Credit Suisse First Boston is considering shedding up to 800 jobs – one-fifth of its investment banking personnel around the globe – in an attempt to cut costs following the downturn in the stock market and associated lower corporate activity.

The likely moves follow the appointment of John Mack as chief executive of Zurich-based Credit Suisse's investment banking unit in July. If the bank presses on with its plans, it risks legal action should it include staff on guaranteed contracts among the cuts.

CSFB employs 3,800 people in investment banking. It was unclear last night to what extent CSFB staff in London would be affected. Earlier this week, it emerged that Morgan Stanley was considering lay-offs totalling 600 in investment banking.

A spokesman for CSFB said yesterday: "We have made no announcement – internally or externally – about job losses."

According to one person familiar with the situation, CSFB executives were likely to make a decision on the possible moves by the end of this week.

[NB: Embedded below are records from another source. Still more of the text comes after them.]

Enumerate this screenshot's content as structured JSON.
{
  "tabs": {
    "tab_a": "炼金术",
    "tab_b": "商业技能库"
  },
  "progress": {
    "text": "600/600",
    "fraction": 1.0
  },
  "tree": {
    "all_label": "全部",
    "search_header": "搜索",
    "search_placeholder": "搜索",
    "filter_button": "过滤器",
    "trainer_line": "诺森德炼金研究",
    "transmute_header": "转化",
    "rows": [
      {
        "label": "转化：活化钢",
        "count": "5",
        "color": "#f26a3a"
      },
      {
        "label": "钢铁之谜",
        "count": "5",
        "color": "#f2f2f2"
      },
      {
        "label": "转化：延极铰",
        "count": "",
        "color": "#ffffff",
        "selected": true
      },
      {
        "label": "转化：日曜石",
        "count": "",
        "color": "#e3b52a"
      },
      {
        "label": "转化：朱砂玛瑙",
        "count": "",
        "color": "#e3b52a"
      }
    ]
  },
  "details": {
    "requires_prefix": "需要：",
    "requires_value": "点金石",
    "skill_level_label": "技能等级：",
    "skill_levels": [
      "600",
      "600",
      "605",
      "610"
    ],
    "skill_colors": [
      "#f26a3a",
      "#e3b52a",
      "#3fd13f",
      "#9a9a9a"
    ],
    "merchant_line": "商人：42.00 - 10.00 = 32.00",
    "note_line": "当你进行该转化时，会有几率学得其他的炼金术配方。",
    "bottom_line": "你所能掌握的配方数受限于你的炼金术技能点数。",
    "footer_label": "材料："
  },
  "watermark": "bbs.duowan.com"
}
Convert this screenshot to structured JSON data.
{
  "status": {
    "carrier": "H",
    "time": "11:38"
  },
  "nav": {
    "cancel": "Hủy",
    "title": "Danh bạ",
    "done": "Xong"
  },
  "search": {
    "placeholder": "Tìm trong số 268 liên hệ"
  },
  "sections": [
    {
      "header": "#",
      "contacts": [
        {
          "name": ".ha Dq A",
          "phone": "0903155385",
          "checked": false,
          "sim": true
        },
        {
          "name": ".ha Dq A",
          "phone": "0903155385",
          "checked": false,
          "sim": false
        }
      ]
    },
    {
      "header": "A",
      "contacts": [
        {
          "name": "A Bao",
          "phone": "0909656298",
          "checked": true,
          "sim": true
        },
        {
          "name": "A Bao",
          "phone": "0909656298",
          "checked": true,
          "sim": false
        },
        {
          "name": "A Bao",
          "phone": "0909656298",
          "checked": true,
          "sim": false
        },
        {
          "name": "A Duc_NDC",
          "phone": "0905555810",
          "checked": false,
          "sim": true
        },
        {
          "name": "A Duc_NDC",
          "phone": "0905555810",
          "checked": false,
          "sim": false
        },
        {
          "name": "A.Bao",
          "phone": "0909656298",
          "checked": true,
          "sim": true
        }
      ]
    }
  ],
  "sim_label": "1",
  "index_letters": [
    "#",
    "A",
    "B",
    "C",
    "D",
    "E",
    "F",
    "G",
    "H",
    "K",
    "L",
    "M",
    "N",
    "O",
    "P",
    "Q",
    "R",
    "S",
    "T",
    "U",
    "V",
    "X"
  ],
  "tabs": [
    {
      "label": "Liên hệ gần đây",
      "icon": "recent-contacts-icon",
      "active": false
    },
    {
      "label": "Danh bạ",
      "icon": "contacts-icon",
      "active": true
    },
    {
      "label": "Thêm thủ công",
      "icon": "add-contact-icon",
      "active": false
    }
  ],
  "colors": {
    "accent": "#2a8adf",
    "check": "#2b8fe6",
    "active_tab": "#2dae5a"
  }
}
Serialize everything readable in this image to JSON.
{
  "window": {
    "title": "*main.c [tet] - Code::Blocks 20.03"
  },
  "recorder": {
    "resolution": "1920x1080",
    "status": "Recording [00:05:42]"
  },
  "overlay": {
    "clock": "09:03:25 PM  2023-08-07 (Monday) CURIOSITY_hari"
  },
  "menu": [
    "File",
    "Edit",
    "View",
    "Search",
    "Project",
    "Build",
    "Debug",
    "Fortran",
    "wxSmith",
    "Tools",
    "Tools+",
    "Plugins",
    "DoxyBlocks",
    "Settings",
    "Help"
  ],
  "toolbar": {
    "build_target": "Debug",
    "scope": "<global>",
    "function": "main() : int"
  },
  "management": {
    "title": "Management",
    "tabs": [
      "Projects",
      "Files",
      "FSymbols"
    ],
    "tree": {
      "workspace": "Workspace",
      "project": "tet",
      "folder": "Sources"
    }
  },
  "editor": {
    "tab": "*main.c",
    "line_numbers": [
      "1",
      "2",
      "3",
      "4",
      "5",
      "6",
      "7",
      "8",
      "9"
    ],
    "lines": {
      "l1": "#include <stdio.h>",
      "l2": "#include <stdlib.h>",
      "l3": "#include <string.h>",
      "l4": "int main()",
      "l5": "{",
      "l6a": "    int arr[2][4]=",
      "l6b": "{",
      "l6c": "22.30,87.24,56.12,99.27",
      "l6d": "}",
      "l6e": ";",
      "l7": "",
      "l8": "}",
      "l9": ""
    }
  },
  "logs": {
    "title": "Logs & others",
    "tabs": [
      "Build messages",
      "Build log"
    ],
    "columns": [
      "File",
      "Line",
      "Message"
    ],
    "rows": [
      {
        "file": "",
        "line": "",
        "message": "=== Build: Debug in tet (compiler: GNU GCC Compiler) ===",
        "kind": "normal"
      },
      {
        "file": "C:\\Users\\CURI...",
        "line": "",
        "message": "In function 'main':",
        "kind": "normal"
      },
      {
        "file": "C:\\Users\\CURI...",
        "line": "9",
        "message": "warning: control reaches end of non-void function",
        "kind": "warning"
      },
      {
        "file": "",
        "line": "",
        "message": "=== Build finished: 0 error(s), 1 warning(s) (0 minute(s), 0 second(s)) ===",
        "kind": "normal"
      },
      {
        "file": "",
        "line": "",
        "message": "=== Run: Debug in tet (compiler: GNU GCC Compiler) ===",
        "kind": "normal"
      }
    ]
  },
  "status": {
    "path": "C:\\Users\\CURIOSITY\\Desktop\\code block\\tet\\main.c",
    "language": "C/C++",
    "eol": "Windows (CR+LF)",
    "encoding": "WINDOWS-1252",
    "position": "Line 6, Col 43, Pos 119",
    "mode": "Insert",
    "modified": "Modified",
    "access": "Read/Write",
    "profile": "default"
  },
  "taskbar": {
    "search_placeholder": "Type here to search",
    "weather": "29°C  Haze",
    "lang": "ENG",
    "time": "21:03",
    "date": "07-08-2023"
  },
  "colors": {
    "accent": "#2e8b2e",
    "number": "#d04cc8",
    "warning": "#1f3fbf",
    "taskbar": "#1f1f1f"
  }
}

Dubbed Mack the Knife – a reference to his penchant for cutting costs at his previous employer, Morgan Stanley – Mr Mack had previously invited staff to reconsider their relationship with the bank. The request was taken as a hint that employees who did not agree to take a pay cut may find their career prospects limited upon expiry of their guarantees.

The company's expense problems stem largely from last year's acquisition of the rival Wall Street firm Donaldson, Lufkin & Jenrette. CSFB offered lucrative packages to DLJ's brightest talent to retain their services, and many of its staff are in line to receive guaranteed payments up until March next year.

CSFB's salary and bonus costs were 58 per cent of revenues during the second-quarter. At most investment banks, they typically amount to half of revenues, a ratio last seen at CSFB in 1997.

Like many of its rivals on Wall Street, CSFB has seen its investment banking revenues dive as IPO and merger activity slumped alongside stock prices. No US companies went public last month, while the number of mergers completed was down 95 per cent on a year ago.